[[ INPUT DATA open ]]
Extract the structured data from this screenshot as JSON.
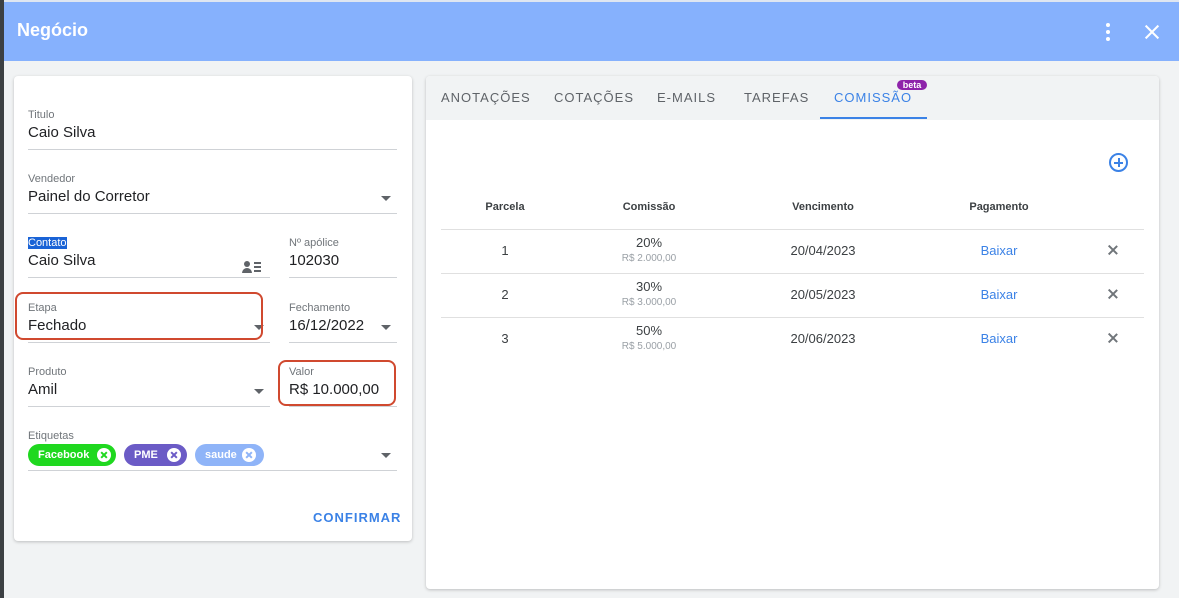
{
  "dialog": {
    "title": "Negócio"
  },
  "form": {
    "titulo": {
      "label": "Titulo",
      "value": "Caio Silva"
    },
    "vendedor": {
      "label": "Vendedor",
      "value": "Painel do Corretor"
    },
    "contato": {
      "label": "Contato",
      "value": "Caio Silva"
    },
    "apolice": {
      "label": "Nº apólice",
      "value": "102030"
    },
    "etapa": {
      "label": "Etapa",
      "value": "Fechado"
    },
    "fechamento": {
      "label": "Fechamento",
      "value": "16/12/2022"
    },
    "produto": {
      "label": "Produto",
      "value": "Amil"
    },
    "valor": {
      "label": "Valor",
      "value": "R$ 10.000,00"
    },
    "etiquetas": {
      "label": "Etiquetas",
      "chips": [
        {
          "label": "Facebook",
          "color": "#1fd81f"
        },
        {
          "label": "PME",
          "color": "#6b5bc6"
        },
        {
          "label": "saude",
          "color": "#8fb4f8"
        }
      ]
    },
    "confirm_label": "CONFIRMAR"
  },
  "tabs": [
    {
      "label": "ANOTAÇÕES",
      "active": false
    },
    {
      "label": "COTAÇÕES",
      "active": false
    },
    {
      "label": "E-MAILS",
      "active": false
    },
    {
      "label": "TAREFAS",
      "active": false
    },
    {
      "label": "COMISSÃO",
      "active": true,
      "badge": "beta"
    }
  ],
  "commission": {
    "headers": [
      "Parcela",
      "Comissão",
      "Vencimento",
      "Pagamento"
    ],
    "rows": [
      {
        "parcela": "1",
        "percent": "20%",
        "amount": "R$ 2.000,00",
        "vencimento": "20/04/2023",
        "pagamento": "Baixar"
      },
      {
        "parcela": "2",
        "percent": "30%",
        "amount": "R$ 3.000,00",
        "vencimento": "20/05/2023",
        "pagamento": "Baixar"
      },
      {
        "parcela": "3",
        "percent": "50%",
        "amount": "R$ 5.000,00",
        "vencimento": "20/06/2023",
        "pagamento": "Baixar"
      }
    ]
  },
  "colors": {
    "header": "#86b1fd",
    "accent": "#3b82e6",
    "highlight": "#d0492f",
    "beta": "#8e24aa"
  },
  "icons": [
    "more-vert-icon",
    "close-icon",
    "contact-card-icon",
    "add-circle-icon",
    "remove-icon",
    "caret-down-icon",
    "chip-close-icon"
  ]
}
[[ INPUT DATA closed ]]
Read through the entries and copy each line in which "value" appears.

      "value": "Caio Silva"
      "value": "Painel do Corretor"
      "value": "Caio Silva"
      "value": "102030"
      "value": "Fechado"
      "value": "16/12/2022"
      "value": "Amil"
      "value": "R$ 10.000,00"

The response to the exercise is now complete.